═════ ENTRIES SUPPLIED ═════

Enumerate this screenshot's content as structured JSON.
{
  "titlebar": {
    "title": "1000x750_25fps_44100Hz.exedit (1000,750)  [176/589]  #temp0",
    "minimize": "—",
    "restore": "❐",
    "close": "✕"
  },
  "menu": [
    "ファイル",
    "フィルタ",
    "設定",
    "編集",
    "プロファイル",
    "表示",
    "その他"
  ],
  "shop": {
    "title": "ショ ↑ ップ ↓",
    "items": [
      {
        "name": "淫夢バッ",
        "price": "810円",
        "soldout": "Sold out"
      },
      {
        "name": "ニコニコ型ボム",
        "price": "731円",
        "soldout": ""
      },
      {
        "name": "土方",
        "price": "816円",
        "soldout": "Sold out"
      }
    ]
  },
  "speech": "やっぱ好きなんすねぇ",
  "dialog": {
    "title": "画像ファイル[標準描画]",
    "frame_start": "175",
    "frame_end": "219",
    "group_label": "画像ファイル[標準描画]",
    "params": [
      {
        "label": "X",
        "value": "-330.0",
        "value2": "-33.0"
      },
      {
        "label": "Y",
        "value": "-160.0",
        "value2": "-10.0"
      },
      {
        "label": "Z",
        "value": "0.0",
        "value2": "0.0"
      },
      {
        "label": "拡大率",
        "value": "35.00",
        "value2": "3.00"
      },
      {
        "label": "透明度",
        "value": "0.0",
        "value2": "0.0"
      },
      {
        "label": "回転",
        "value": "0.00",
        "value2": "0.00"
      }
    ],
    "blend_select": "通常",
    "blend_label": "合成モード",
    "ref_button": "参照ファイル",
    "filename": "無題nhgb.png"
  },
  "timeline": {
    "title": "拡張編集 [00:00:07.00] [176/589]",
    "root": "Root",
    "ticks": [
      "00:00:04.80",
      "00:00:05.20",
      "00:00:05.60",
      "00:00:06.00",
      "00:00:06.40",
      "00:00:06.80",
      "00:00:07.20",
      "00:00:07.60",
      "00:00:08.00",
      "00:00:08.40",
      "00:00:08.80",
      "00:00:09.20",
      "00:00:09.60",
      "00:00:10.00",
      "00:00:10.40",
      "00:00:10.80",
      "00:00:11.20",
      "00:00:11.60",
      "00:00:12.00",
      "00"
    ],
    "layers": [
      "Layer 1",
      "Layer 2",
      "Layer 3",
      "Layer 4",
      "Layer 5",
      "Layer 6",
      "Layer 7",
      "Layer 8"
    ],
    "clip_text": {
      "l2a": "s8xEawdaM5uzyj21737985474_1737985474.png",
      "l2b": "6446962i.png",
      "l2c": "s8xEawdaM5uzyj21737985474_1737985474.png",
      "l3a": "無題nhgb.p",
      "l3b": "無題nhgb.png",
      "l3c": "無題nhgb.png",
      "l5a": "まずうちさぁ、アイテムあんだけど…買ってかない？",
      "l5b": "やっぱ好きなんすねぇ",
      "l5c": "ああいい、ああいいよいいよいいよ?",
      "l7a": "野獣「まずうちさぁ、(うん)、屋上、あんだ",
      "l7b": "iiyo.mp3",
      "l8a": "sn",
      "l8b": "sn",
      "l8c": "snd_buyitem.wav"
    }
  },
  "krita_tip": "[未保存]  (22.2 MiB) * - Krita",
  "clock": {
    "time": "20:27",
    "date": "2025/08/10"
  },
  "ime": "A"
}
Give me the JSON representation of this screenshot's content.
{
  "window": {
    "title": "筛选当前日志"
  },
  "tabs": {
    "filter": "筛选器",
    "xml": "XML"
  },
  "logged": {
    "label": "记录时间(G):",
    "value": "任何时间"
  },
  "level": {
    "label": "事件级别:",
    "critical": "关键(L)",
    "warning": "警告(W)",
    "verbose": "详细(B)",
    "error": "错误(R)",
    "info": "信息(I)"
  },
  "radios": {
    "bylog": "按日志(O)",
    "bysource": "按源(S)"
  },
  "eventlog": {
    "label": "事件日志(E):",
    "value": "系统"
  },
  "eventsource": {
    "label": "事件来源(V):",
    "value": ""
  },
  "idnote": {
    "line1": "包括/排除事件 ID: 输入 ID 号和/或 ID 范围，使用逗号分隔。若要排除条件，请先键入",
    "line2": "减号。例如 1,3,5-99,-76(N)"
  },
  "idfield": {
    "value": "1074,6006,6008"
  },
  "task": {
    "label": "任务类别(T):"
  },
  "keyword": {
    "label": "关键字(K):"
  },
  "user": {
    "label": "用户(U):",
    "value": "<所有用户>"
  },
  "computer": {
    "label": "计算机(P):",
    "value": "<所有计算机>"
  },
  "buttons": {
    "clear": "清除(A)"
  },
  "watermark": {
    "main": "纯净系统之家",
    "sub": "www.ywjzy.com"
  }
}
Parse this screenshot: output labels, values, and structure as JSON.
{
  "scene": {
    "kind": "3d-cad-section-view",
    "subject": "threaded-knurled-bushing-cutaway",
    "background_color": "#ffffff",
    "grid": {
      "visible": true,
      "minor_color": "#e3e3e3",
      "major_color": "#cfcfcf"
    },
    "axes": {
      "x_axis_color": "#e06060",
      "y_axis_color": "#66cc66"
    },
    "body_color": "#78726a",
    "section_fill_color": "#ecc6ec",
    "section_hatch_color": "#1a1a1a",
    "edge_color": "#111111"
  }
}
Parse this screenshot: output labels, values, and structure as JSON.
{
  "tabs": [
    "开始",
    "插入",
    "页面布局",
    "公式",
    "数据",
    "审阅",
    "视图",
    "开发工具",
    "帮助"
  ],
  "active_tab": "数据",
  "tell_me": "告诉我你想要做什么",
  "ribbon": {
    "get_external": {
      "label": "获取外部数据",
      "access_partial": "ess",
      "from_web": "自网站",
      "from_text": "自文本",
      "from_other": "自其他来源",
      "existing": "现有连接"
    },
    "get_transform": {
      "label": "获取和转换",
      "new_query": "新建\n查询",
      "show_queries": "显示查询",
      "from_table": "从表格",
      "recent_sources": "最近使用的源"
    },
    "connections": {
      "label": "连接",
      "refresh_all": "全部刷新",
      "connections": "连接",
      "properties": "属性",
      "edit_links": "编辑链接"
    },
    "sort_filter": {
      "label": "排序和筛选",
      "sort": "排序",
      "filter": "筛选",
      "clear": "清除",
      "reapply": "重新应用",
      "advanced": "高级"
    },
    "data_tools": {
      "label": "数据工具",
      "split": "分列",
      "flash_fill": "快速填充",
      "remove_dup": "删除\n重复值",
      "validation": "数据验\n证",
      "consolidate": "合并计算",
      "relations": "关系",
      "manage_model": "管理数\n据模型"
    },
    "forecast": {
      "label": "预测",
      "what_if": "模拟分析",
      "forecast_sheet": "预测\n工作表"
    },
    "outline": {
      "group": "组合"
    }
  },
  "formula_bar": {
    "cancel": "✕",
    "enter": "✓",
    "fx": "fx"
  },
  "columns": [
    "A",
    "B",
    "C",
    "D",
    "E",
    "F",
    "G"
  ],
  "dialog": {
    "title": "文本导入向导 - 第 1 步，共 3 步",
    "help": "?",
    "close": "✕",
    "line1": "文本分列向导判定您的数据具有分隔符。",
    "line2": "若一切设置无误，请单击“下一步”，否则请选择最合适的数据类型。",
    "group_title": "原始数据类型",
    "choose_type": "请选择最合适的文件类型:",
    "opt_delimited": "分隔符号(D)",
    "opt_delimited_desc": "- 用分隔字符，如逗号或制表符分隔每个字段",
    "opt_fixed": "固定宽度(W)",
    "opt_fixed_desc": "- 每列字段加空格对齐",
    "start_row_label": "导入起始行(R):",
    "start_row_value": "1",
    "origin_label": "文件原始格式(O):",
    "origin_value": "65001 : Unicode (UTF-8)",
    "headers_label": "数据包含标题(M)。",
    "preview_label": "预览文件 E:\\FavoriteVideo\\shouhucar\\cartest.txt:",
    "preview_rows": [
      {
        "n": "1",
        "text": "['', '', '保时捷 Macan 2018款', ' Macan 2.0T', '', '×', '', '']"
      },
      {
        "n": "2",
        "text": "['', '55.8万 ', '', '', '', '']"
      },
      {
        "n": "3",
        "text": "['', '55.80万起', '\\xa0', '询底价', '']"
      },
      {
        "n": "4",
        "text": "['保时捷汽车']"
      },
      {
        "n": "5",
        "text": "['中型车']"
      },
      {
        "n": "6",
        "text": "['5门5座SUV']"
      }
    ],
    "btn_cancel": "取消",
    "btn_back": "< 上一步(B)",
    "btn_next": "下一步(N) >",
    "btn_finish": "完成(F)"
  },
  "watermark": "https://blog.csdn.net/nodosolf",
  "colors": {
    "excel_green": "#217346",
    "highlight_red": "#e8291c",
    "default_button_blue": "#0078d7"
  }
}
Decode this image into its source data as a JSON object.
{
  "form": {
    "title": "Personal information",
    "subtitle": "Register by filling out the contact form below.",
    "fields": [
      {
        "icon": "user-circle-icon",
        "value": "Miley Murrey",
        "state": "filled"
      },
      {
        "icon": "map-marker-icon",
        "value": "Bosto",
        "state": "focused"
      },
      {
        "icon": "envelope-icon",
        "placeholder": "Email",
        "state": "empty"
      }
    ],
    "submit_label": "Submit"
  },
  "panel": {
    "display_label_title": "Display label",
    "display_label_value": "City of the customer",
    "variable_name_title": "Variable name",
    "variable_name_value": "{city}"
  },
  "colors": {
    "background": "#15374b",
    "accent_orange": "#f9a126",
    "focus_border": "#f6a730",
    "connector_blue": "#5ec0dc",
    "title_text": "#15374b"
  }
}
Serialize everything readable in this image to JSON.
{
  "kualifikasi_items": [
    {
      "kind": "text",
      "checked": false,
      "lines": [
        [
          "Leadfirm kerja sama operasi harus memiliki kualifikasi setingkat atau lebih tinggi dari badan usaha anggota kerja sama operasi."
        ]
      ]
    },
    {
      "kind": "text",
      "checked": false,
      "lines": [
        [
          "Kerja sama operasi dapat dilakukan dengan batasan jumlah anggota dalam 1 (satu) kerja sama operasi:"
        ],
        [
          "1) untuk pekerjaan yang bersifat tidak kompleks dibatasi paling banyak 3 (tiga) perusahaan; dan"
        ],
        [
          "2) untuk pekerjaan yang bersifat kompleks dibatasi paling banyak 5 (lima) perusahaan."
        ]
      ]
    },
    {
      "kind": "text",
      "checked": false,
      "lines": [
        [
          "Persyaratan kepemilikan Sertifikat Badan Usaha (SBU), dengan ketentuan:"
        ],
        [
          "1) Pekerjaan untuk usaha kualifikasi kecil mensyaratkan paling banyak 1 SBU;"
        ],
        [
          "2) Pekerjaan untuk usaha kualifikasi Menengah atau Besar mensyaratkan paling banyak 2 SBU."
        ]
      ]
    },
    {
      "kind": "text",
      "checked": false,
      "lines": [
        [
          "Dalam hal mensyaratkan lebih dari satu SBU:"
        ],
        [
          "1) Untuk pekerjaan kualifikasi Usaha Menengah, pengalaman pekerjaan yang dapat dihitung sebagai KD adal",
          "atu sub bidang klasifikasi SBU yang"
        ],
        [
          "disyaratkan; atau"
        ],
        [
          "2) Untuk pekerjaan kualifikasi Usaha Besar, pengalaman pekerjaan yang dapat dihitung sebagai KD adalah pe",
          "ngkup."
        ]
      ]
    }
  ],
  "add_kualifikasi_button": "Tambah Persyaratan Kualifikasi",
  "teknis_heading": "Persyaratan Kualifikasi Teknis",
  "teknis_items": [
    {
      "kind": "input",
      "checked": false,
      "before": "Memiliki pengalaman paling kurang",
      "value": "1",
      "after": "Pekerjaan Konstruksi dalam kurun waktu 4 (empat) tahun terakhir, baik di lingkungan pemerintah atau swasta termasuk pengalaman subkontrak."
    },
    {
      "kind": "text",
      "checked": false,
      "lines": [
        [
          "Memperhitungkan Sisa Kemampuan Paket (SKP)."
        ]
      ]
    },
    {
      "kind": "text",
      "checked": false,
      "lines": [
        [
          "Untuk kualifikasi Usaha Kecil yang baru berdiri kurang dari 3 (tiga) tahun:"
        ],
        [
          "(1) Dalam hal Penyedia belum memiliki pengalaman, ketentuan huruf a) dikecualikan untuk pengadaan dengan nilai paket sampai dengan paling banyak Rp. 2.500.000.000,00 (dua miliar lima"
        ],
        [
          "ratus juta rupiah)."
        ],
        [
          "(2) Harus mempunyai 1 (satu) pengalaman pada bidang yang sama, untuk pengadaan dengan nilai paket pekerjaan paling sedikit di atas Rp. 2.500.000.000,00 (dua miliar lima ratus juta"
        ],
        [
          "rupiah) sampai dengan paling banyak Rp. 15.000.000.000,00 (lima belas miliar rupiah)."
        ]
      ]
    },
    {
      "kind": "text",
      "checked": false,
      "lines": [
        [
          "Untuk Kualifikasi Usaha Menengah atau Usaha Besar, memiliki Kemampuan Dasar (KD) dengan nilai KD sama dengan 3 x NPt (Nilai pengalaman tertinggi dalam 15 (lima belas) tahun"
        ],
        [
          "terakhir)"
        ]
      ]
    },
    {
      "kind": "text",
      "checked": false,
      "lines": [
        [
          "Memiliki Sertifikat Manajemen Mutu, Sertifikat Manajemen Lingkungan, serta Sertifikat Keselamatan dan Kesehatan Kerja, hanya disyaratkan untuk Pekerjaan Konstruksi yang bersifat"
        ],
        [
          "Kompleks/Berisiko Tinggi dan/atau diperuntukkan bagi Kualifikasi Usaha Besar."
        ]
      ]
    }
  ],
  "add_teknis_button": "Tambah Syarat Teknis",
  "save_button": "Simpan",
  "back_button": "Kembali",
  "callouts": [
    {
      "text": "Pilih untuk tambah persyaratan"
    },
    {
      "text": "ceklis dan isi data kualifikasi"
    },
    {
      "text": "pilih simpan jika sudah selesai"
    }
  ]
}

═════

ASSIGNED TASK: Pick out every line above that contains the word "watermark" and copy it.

PROBLEM SOLUTION:
  "watermark": {
  "watermark": "https://blog.csdn.net/nodosolf",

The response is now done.